   First of all, remember in English grammar that you do not mix singulars and plurals in the same sentence. But to do so in Greek is okay because the grammar is more distinct in its structure and syntax. It is easy to spot when one goes from one to the other without destroying the rules of Greek grammar. 

   With that said, here is what we see grammatically when we bunch all the plurals together and the singular construction together: 

   The verse best reads 

       “Repent (all of you, plural) … for the forgiveness of your sins, and you (all,
       plural) shall receive the gift of the Holy Spirit then let each of you (singular)
       be baptized in the name of Jesus Christ." 

   Alford writes: “Repentance, accompanied by faith in the forgiveness of sins in Christ, would be the receiving of the gift of the Holy Spirit, followed by the outward ritual of water baptism.” Water baptism is not the cause of salvation, it is only the sign of salvation and the cleansing work of the Spirit symbolized by water. 

   The BKC (Bible Knowledge Commentary) says, “The verb makes a distinction between singular and plural verbs and nouns. The verb ‘repent’ is plural and so is the pronoun ‘your’ in the clause ‘so that your sins may be forgiven,’ literally, ‘unto the remission of your sins.’ The imperative ‘be baptized’ is singular, setting it off from the rest of the sentence.” Thus personal water baptism follows after all the other issues in the verse have been accomplished by faith. The Jews never considered water as necessary for redemption. This is something that is the creation of “church theology” divorced from the background from whence it came! 

   It is easy when we study the Bible in the original grammar in which the Holy Spirit gave to us God’s Word! 

   Thanks for asking,

   Dr. Mal Couch

Monday, January 9, 2006

Do Dispensationalists Focus Too Much on Prophecy?

Dr, Couch, dispensationalists seem to focus more on prophecy than on practical living. How do you answer? 
    Dispensationalists seem to focus more on prophecy than on practical living. How do you answer? 

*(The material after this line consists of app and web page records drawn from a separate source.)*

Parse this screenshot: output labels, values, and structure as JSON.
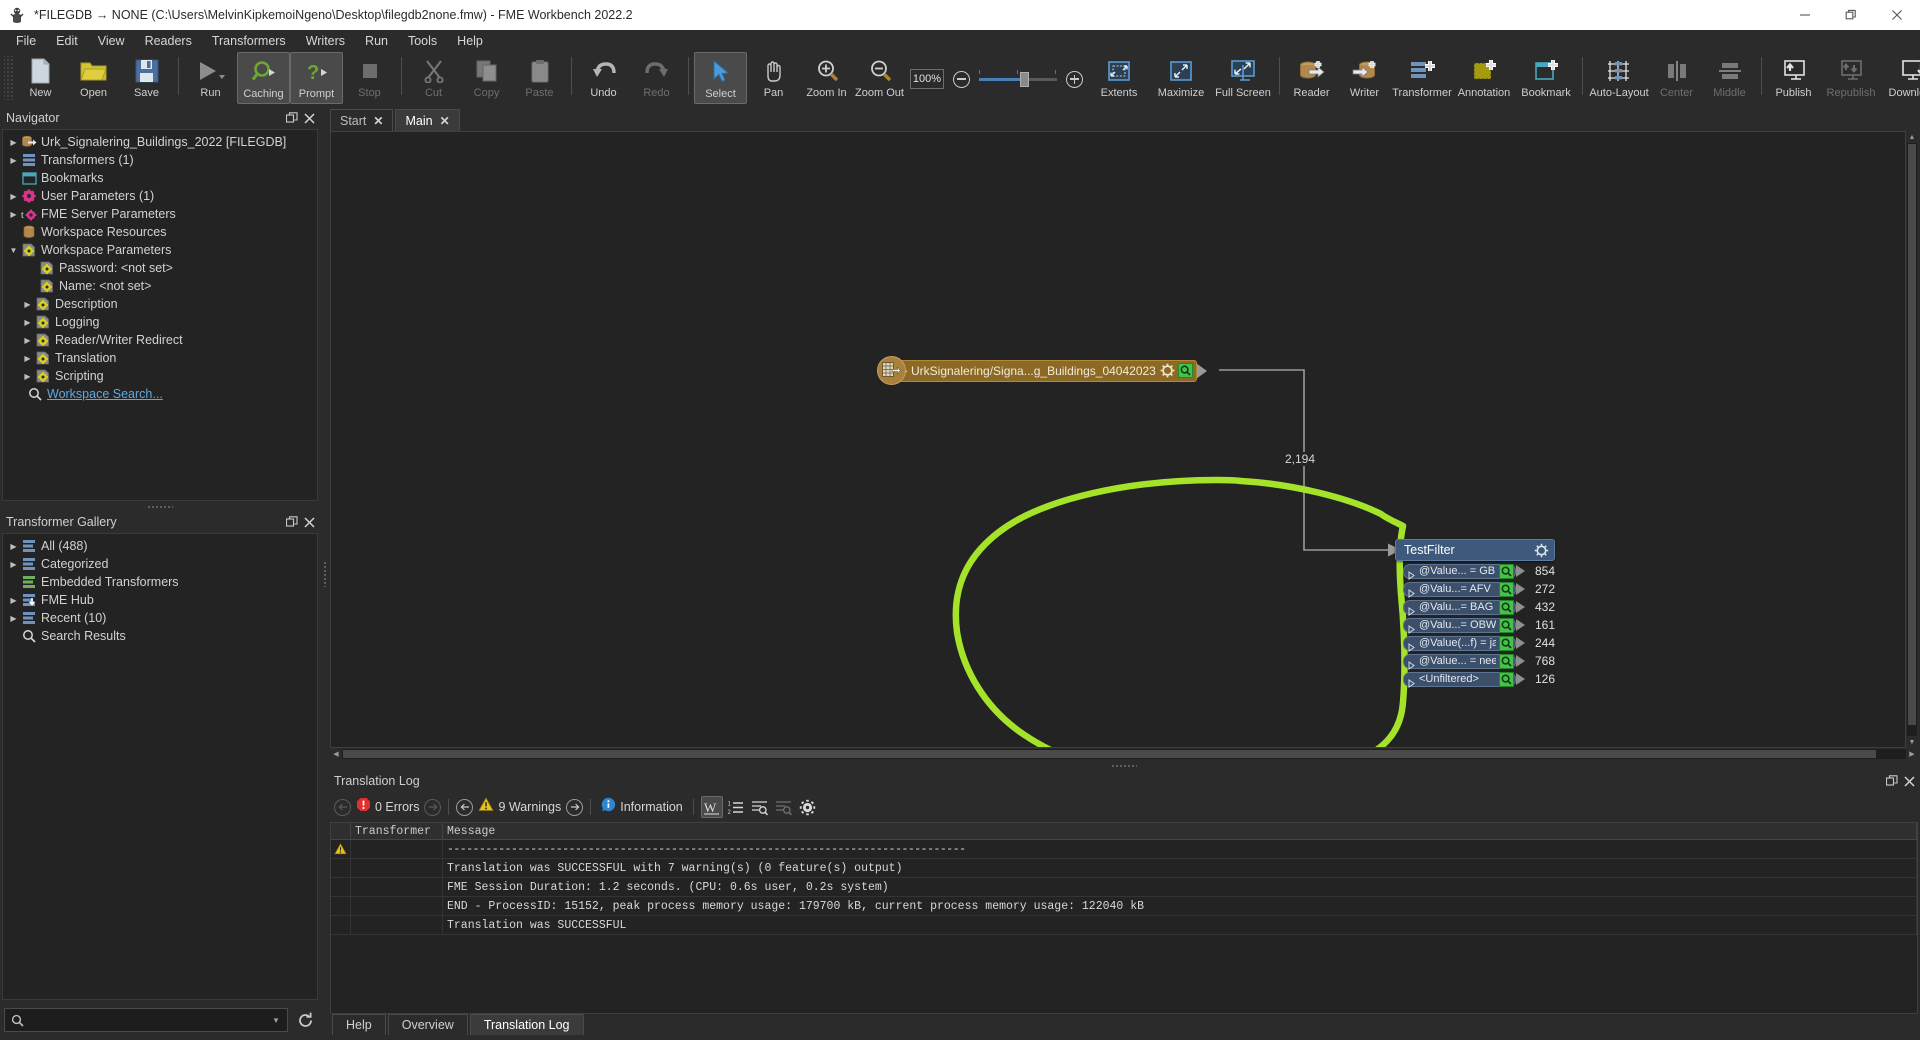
{
  "window": {
    "title": "*FILEGDB → NONE (C:\\Users\\MelvinKipkemoiNgeno\\Desktop\\filegdb2none.fmw) - FME Workbench 2022.2",
    "minimize": "—",
    "maximize": "❐",
    "close": "✕"
  },
  "menubar": [
    {
      "label": "File"
    },
    {
      "label": "Edit"
    },
    {
      "label": "View"
    },
    {
      "label": "Readers"
    },
    {
      "label": "Transformers"
    },
    {
      "label": "Writers"
    },
    {
      "label": "Run"
    },
    {
      "label": "Tools"
    },
    {
      "label": "Help"
    }
  ],
  "toolbar": {
    "zoom_value": "100%",
    "items": [
      {
        "label": "New",
        "icon": "new-file-icon",
        "state": "enabled"
      },
      {
        "label": "Open",
        "icon": "open-folder-icon",
        "state": "enabled"
      },
      {
        "label": "Save",
        "icon": "save-disk-icon",
        "state": "enabled"
      },
      {
        "label": "Run",
        "icon": "run-play-icon",
        "state": "enabled"
      },
      {
        "label": "Caching",
        "icon": "caching-magnifier-icon",
        "state": "active"
      },
      {
        "label": "Prompt",
        "icon": "prompt-question-icon",
        "state": "active"
      },
      {
        "label": "Stop",
        "icon": "stop-square-icon",
        "state": "disabled"
      },
      {
        "label": "Cut",
        "icon": "scissors-icon",
        "state": "disabled"
      },
      {
        "label": "Copy",
        "icon": "copy-icon",
        "state": "disabled"
      },
      {
        "label": "Paste",
        "icon": "clipboard-icon",
        "state": "disabled"
      },
      {
        "label": "Undo",
        "icon": "undo-arrow-icon",
        "state": "enabled"
      },
      {
        "label": "Redo",
        "icon": "redo-arrow-icon",
        "state": "disabled"
      },
      {
        "label": "Select",
        "icon": "cursor-arrow-icon",
        "state": "active"
      },
      {
        "label": "Pan",
        "icon": "hand-icon",
        "state": "enabled"
      },
      {
        "label": "Zoom In",
        "icon": "zoom-in-icon",
        "state": "enabled"
      },
      {
        "label": "Zoom Out",
        "icon": "zoom-out-icon",
        "state": "enabled"
      },
      {
        "label": "Extents",
        "icon": "extents-icon",
        "state": "enabled"
      },
      {
        "label": "Maximize",
        "icon": "maximize-icon",
        "state": "enabled"
      },
      {
        "label": "Full Screen",
        "icon": "full-screen-icon",
        "state": "enabled"
      },
      {
        "label": "Reader",
        "icon": "add-reader-icon",
        "state": "enabled"
      },
      {
        "label": "Writer",
        "icon": "add-writer-icon",
        "state": "enabled"
      },
      {
        "label": "Transformer",
        "icon": "add-transformer-icon",
        "state": "enabled"
      },
      {
        "label": "Annotation",
        "icon": "add-annotation-icon",
        "state": "enabled"
      },
      {
        "label": "Bookmark",
        "icon": "add-bookmark-icon",
        "state": "enabled"
      },
      {
        "label": "Auto-Layout",
        "icon": "auto-layout-icon",
        "state": "enabled"
      },
      {
        "label": "Center",
        "icon": "align-center-icon",
        "state": "disabled"
      },
      {
        "label": "Middle",
        "icon": "align-middle-icon",
        "state": "disabled"
      },
      {
        "label": "Publish",
        "icon": "publish-icon",
        "state": "enabled"
      },
      {
        "label": "Republish",
        "icon": "republish-icon",
        "state": "disabled"
      },
      {
        "label": "Download",
        "icon": "download-icon",
        "state": "enabled"
      }
    ]
  },
  "navigator": {
    "title": "Navigator",
    "items": [
      {
        "label": "Urk_Signalering_Buildings_2022 [FILEGDB]",
        "icon": "reader-dataset-icon",
        "indent": 0,
        "expandable": true,
        "expanded": false
      },
      {
        "label": "Transformers (1)",
        "icon": "transformer-icon",
        "indent": 0,
        "expandable": true,
        "expanded": false
      },
      {
        "label": "Bookmarks",
        "icon": "bookmark-icon",
        "indent": 0,
        "expandable": false,
        "expanded": false
      },
      {
        "label": "User Parameters (1)",
        "icon": "user-param-gear-icon",
        "indent": 0,
        "expandable": true,
        "expanded": false
      },
      {
        "label": "FME Server Parameters",
        "icon": "server-param-icon",
        "indent": 0,
        "expandable": true,
        "expanded": false
      },
      {
        "label": "Workspace Resources",
        "icon": "resources-icon",
        "indent": 0,
        "expandable": false,
        "expanded": false
      },
      {
        "label": "Workspace Parameters",
        "icon": "workspace-param-icon",
        "indent": 0,
        "expandable": true,
        "expanded": true
      },
      {
        "label": "Password: <not set>",
        "icon": "param-gear-icon",
        "indent": 1,
        "expandable": false,
        "expanded": false
      },
      {
        "label": "Name: <not set>",
        "icon": "param-gear-icon",
        "indent": 1,
        "expandable": false,
        "expanded": false
      },
      {
        "label": "Description",
        "icon": "param-gear-icon",
        "indent": 1,
        "expandable": true,
        "expanded": false
      },
      {
        "label": "Logging",
        "icon": "param-gear-icon",
        "indent": 1,
        "expandable": true,
        "expanded": false
      },
      {
        "label": "Reader/Writer Redirect",
        "icon": "param-gear-icon",
        "indent": 1,
        "expandable": true,
        "expanded": false
      },
      {
        "label": "Translation",
        "icon": "param-gear-icon",
        "indent": 1,
        "expandable": true,
        "expanded": false
      },
      {
        "label": "Scripting",
        "icon": "param-gear-icon",
        "indent": 1,
        "expandable": true,
        "expanded": false
      },
      {
        "label": "Workspace Search...",
        "icon": "search-icon",
        "indent": 0,
        "expandable": false,
        "expanded": false,
        "link": true
      }
    ]
  },
  "gallery": {
    "title": "Transformer Gallery",
    "items": [
      {
        "label": "All (488)",
        "icon": "transformer-icon",
        "expandable": true
      },
      {
        "label": "Categorized",
        "icon": "transformer-icon",
        "expandable": true
      },
      {
        "label": "Embedded Transformers",
        "icon": "embedded-transformer-icon",
        "expandable": false
      },
      {
        "label": "FME Hub",
        "icon": "fme-hub-icon",
        "expandable": true
      },
      {
        "label": "Recent (10)",
        "icon": "transformer-icon",
        "expandable": true
      },
      {
        "label": "Search Results",
        "icon": "search-icon",
        "expandable": false
      }
    ],
    "search_placeholder": "",
    "search_value": ""
  },
  "canvas": {
    "tabs": [
      {
        "label": "Start",
        "active": false
      },
      {
        "label": "Main",
        "active": true
      }
    ],
    "reader_node": {
      "label": "UrkSignalering/Signa...g_Buildings_04042023",
      "icon": "feature-type-icon"
    },
    "connection_count": "2,194",
    "transformer": {
      "name": "TestFilter",
      "gear_icon": "gear-icon",
      "ports": [
        {
          "label": "@Value... = GBI",
          "count": "854"
        },
        {
          "label": "@Valu...= AFV",
          "count": "272"
        },
        {
          "label": "@Valu...= BAG",
          "count": "432"
        },
        {
          "label": "@Valu...= OBW",
          "count": "161"
        },
        {
          "label": "@Value(...f) = ja",
          "count": "244"
        },
        {
          "label": "@Value... = nee",
          "count": "768"
        },
        {
          "label": "<Unfiltered>",
          "count": "126"
        }
      ]
    },
    "annotation_color": "#a4e32a"
  },
  "log": {
    "title": "Translation Log",
    "errors_label": "0 Errors",
    "warnings_label": "9 Warnings",
    "information_label": "Information",
    "columns": [
      "",
      "Transformer",
      "Message"
    ],
    "rows": [
      {
        "icon": "warning-icon",
        "transformer": "",
        "message": "---------------------------------------------------------------------------------",
        "dashed": true
      },
      {
        "icon": "",
        "transformer": "",
        "message": "Translation was SUCCESSFUL with 7 warning(s) (0 feature(s) output)"
      },
      {
        "icon": "",
        "transformer": "",
        "message": "FME Session Duration: 1.2 seconds. (CPU: 0.6s user, 0.2s system)"
      },
      {
        "icon": "",
        "transformer": "",
        "message": "END - ProcessID: 15152, peak process memory usage: 179700 kB, current process memory usage: 122040 kB"
      },
      {
        "icon": "",
        "transformer": "",
        "message": "Translation was SUCCESSFUL"
      }
    ],
    "tabs": [
      {
        "label": "Help",
        "active": false
      },
      {
        "label": "Overview",
        "active": false
      },
      {
        "label": "Translation Log",
        "active": true
      }
    ]
  }
}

    We dispensationalists focus on prophecy because the Covenant guys do not, and probably over fifty percent of Scripture is prophetic! With you question I could not help but think of a statement by John Gregory, written in 1886, from his book The Seven Laws of Teaching. He wrote: 

       In the Bible more than in any other book are reviews needful and valuable. Not only does the Bible most require and most repay repeated study, but most  of all ought Bible knowledge to be familiar to us, if it be, as is claimed, the  Word of God. Its great truths ought to dwell in the heart and in the conscience  as a divine presence; its very language should haunt the memory as echoes from the hills of heaven. Its words and precepts should rest clear and precise in the  thoughts as the dictates of duty and the PROPHECIES OF DESTINY. Its grand  and divine doctrines, its vital precepts, its BLESSED PROMISES, its sublime  histories, and still SUBLIMER PROPHECIES, should inhabit continually the daily bread of our God-ward life. 

   Thanks for asking,

   Dr, Mal Couch

What About Home Churches?

Dr. Couch, I understand that Home Churches are growing like crazy. What do you think about this? 
  ANSWER: Because so many people are fed up with the Seeker Friendly church and the Hot Rock Congregations, they want to find peaceful and solid fellowship and teaching in the out-of-the-way places, like in a warm home setting. 

    I could not agree more whole-heartedly! While we know the early church traditionally met on the first day of the week, Sunday, this was not a “moral” imperative to do so. They were also instructed by Paul, “Therefore when you meet together …” which may imply that they did not meet consistently every week, but when they did, “do so and so”! (1 Cor. 11:20). 

 Home churches are exploding in number, and, more people are traveling some distances only a few times a month, in order to find a Bible teaching fellowship! 

   The Lord will always have His spiritually thirsty sheep who will go anywhere to hear His Word! 

   Thanks for asking,

   Dr. Mal Couch